In 2008, the United States Congress authorized Qualified Energy Conservation Bonds to finance energy conservation facilities under a maximum nationwide volume cap. In February 2009, through the American Recovery and Reinvestment Act, Congress increased the cap and allocated a portion to each state based on population.
 
The State of Oregon received $39,320,000 in issuance authority for QECBs. Based on federal guidance, the state distributed a portion of the statewide volume cap allocation to each large city or county with populations greater than 100,000 and the tribes based on a ratio of the jurisdiction’s population to the state population as a whole. 
 
Qualified projects include:
·         Capital expenditures incurred for purposes of:
o    Reducing energy consumption in publicly-owned buildings by at least 20 percent;
o    Implementing green communities programs;
o    Rural development involving the production of electricity from renewable energy resources; or
o    Improving qualified facilities, including for example, solar, wind, geothermal and biomass facilities.
·         Expenditures with respect to research facilities and research grants to support research in:
o    Development of cellulosic ethanol or other non-fossil fuels;
o    Technologies for the capture and sequestration of carbon dioxide produced by fossil fuels;
o    Increased efficiency of existing technologies for producing non-fossil fuels;
o    Automobile battery technologies and other technologies to reduce fossil fuel consumption related to transportation; or
o    Technologies to reduce energy use in buildings.
·         Implementing mass commuting and related facilities that reduce energy consumption and pollution.
·         Demonstration projects designed to promote the commercialization of:
o    Green building technology;
o    Conversion of agricultural waste to fuel;

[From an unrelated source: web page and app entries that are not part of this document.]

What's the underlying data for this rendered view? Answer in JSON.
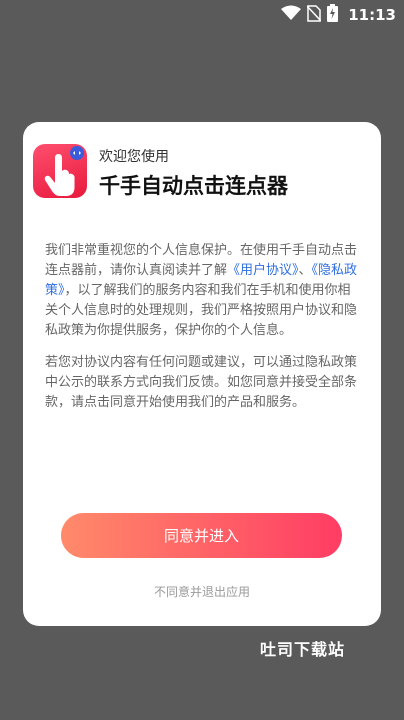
{
  "status_bar": {
    "time": "11:13",
    "icons": [
      "wifi-icon",
      "no-sim-icon",
      "battery-charging-icon"
    ]
  },
  "dialog": {
    "welcome": "欢迎您使用",
    "app_name": "千手自动点击连点器",
    "paragraph1": {
      "part1": "我们非常重视您的个人信息保护。在使用千手自动点击连点器前，请你认真阅读并了解",
      "link_user_agreement": "《用户协议》",
      "sep": "、",
      "link_privacy_policy": "《隐私政策》",
      "part2": "，以了解我们的服务内容和我们在手机和使用你相关个人信息时的处理规则，我们严格按照用户协议和隐私政策为你提供服务，保护你的个人信息。"
    },
    "paragraph2": "若您对协议内容有任何问题或建议，可以通过隐私政策中公示的联系方式向我们反馈。如您同意并接受全部条款，请点击同意开始使用我们的产品和服务。",
    "agree_button": "同意并进入",
    "disagree_link": "不同意并退出应用"
  },
  "watermark": "吐司下载站",
  "colors": {
    "accent": "#ff3d64",
    "link": "#2f6fe0",
    "overlay": "#5a5a5a"
  }
}
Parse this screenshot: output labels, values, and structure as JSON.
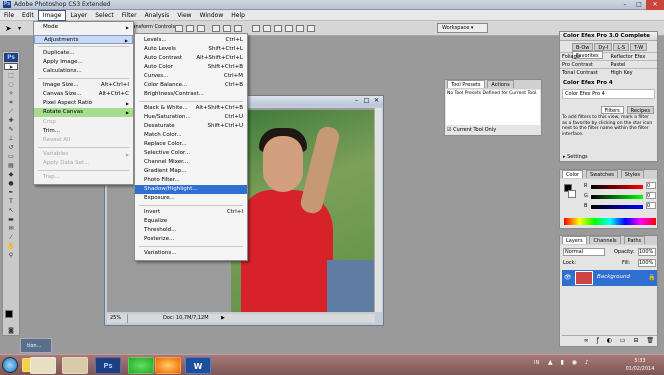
{
  "app": {
    "title": "Adobe Photoshop CS3 Extended"
  },
  "window_buttons": {
    "minimize": "–",
    "maximize": "□",
    "close": "✕"
  },
  "menubar": [
    "File",
    "Edit",
    "Image",
    "Layer",
    "Select",
    "Filter",
    "Analysis",
    "View",
    "Window",
    "Help"
  ],
  "options_bar": {
    "transform_controls": "Transform Controls",
    "workspace": "Workspace ▾"
  },
  "image_menu": [
    {
      "label": "Mode",
      "sub": true
    },
    {
      "label": "Adjustments",
      "sub": true,
      "highlight": true
    },
    {
      "label": "Duplicate..."
    },
    {
      "label": "Apply Image..."
    },
    {
      "label": "Calculations..."
    },
    {
      "label": "Image Size...",
      "shortcut": "Alt+Ctrl+I"
    },
    {
      "label": "Canvas Size...",
      "shortcut": "Alt+Ctrl+C"
    },
    {
      "label": "Pixel Aspect Ratio",
      "sub": true
    },
    {
      "label": "Rotate Canvas",
      "sub": true,
      "green": true
    },
    {
      "label": "Crop",
      "disabled": true
    },
    {
      "label": "Trim..."
    },
    {
      "label": "Reveal All",
      "disabled": true
    },
    {
      "label": "Variables",
      "sub": true,
      "disabled": true
    },
    {
      "label": "Apply Data Set...",
      "disabled": true
    },
    {
      "label": "Trap...",
      "disabled": true
    }
  ],
  "adjustments_menu": [
    {
      "label": "Levels...",
      "shortcut": "Ctrl+L"
    },
    {
      "label": "Auto Levels",
      "shortcut": "Shift+Ctrl+L"
    },
    {
      "label": "Auto Contrast",
      "shortcut": "Alt+Shift+Ctrl+L"
    },
    {
      "label": "Auto Color",
      "shortcut": "Shift+Ctrl+B"
    },
    {
      "label": "Curves...",
      "shortcut": "Ctrl+M"
    },
    {
      "label": "Color Balance...",
      "shortcut": "Ctrl+B"
    },
    {
      "label": "Brightness/Contrast..."
    },
    {
      "label": "Black & White...",
      "shortcut": "Alt+Shift+Ctrl+B"
    },
    {
      "label": "Hue/Saturation...",
      "shortcut": "Ctrl+U"
    },
    {
      "label": "Desaturate",
      "shortcut": "Shift+Ctrl+U"
    },
    {
      "label": "Match Color..."
    },
    {
      "label": "Replace Color..."
    },
    {
      "label": "Selective Color..."
    },
    {
      "label": "Channel Mixer..."
    },
    {
      "label": "Gradient Map..."
    },
    {
      "label": "Photo Filter..."
    },
    {
      "label": "Shadow/Highlight...",
      "highlight": true
    },
    {
      "label": "Exposure..."
    },
    {
      "label": "Invert",
      "shortcut": "Ctrl+I"
    },
    {
      "label": "Equalize"
    },
    {
      "label": "Threshold..."
    },
    {
      "label": "Posterize..."
    },
    {
      "label": "Variations..."
    }
  ],
  "document": {
    "zoom": "25%",
    "doc_info": "Doc: 10,7M/7,12M"
  },
  "tool_presets": {
    "tab1": "Tool Presets",
    "tab2": "Actions",
    "message": "No Tool Presets Defined for Current Tool.",
    "current_only": "Current Tool Only"
  },
  "color_efex": {
    "title": "Color Efex Pro 3.0 Complete",
    "tabs": [
      "B-Ow",
      "Dy-I",
      "L-S",
      "T-W",
      "Favorites"
    ],
    "rows": [
      [
        "Foliage",
        "Reflector Efex"
      ],
      [
        "Pro Contrast",
        "Pastel"
      ],
      [
        "Tonal Contrast",
        "High Key"
      ]
    ],
    "sub": "Color Efex Pro 4",
    "item": "Color Efex Pro 4",
    "btn_filters": "Filters",
    "btn_recipes": "Recipes",
    "help": "To add filters to this view, mark a filter as a favorite by clicking on the star icon next to the filter name within the filter interface.",
    "settings": "Settings"
  },
  "color_panel": {
    "tabs": [
      "Color",
      "Swatches",
      "Styles"
    ],
    "r": "R",
    "g": "G",
    "b": "B",
    "r_val": "0",
    "g_val": "0",
    "b_val": "0"
  },
  "layers_panel": {
    "tabs": [
      "Layers",
      "Channels",
      "Paths"
    ],
    "mode": "Normal",
    "opacity_label": "Opacity:",
    "opacity": "100%",
    "lock_label": "Lock:",
    "fill_label": "Fill:",
    "fill": "100%",
    "layer_name": "Background"
  },
  "taskbar": {
    "doc_btn": "tion...",
    "lang": "IN",
    "time": "5:33",
    "date": "01/02/2014"
  },
  "colors": {
    "accent": "#2f6fd0",
    "close": "#c8463e",
    "taskbar": "#8a5f5d"
  }
}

o    Advanced battery manufacturing technologies;
o    Technologies to reduce peak use of electricity; or
o    Technologies for the capture and sequestration of carbon dioxide emitted from combusting fossil fuels in order to produce electricity.
·         Launching public education campaigns to promote energy efficiency.
 
Refer to the summary of QECB Oregon volume cap, which itemizes the allocation of QECB volume cap by jurisdiction. At least 70 percent of the QECB authority must be used for government projects and no more than 30 percent may be used for private activity projects. If a local government is not able to, or chooses not to use its original allocation, or to offer it to another issuer within its jurisdiction, the authority may be reallocated to the state. There are reasons why the large local government would not be able to issue QECBs or designate another issuer within the jurisdiction to issue from the original allocation. Some possible reasons include:
o    Original allocation too small for a cost effective bond issuance;
o    Difficulty of finding a tax credit investor;
o    Insufficient debt capacity to issue bonds; or
o    Lack of qualified projects within the jurisdiction.
 
In such cases, original allocations may be voluntarily reallocated to the state so that other issuers may benefit from the capacity. A local government that knows it will not be using its original allocation may affirmatively waive/reallocate the volume cap to the state by adopting a resolution of the governing body, and filing the Notice of Intent to Waive/Reallocate Qualified Energy Conservation Bonds Capacity with the form properly signed by the appropriate official.